#### What is required
Which lines in the records below contain the word "limit"? Copy each of them.

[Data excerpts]

********

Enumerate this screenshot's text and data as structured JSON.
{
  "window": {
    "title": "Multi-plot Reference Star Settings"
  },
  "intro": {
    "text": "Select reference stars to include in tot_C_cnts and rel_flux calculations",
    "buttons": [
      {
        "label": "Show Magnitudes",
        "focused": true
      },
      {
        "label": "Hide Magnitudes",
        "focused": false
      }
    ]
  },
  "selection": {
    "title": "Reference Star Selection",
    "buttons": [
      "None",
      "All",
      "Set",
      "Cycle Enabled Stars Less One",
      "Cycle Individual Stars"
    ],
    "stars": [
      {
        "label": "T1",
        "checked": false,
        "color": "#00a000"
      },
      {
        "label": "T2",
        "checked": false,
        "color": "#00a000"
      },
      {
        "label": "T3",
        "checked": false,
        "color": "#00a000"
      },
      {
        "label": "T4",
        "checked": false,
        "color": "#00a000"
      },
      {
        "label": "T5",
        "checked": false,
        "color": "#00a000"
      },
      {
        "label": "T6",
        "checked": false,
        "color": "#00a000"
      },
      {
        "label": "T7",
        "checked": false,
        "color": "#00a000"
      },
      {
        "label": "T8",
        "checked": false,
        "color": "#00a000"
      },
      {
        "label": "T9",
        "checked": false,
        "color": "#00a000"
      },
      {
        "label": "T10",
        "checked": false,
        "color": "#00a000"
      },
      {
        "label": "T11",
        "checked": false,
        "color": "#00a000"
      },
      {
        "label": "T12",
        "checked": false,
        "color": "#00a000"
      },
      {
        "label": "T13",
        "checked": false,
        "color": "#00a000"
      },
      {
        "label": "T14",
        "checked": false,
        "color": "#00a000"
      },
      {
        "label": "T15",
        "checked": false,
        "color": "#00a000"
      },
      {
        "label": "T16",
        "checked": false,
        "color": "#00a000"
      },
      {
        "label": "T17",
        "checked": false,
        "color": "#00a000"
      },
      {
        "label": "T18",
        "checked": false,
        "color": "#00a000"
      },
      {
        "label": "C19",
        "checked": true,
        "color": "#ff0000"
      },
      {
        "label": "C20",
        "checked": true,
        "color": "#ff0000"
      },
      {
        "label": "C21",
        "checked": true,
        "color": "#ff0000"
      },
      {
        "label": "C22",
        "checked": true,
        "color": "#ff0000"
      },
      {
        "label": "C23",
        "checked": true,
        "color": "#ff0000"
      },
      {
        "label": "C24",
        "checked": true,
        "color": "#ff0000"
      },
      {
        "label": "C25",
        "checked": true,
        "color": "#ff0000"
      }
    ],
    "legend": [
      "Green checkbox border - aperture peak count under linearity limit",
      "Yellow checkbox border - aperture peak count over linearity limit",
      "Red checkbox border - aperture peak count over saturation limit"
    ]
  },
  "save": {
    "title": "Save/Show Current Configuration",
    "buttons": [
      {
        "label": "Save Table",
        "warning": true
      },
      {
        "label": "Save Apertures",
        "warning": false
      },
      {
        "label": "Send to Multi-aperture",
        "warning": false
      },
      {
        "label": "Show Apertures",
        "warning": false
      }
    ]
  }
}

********

#### Task result
      "Green checkbox border - aperture peak count under linearity limit",
      "Yellow checkbox border - aperture peak count over linearity limit",
      "Red checkbox border - aperture peak count over saturation limit"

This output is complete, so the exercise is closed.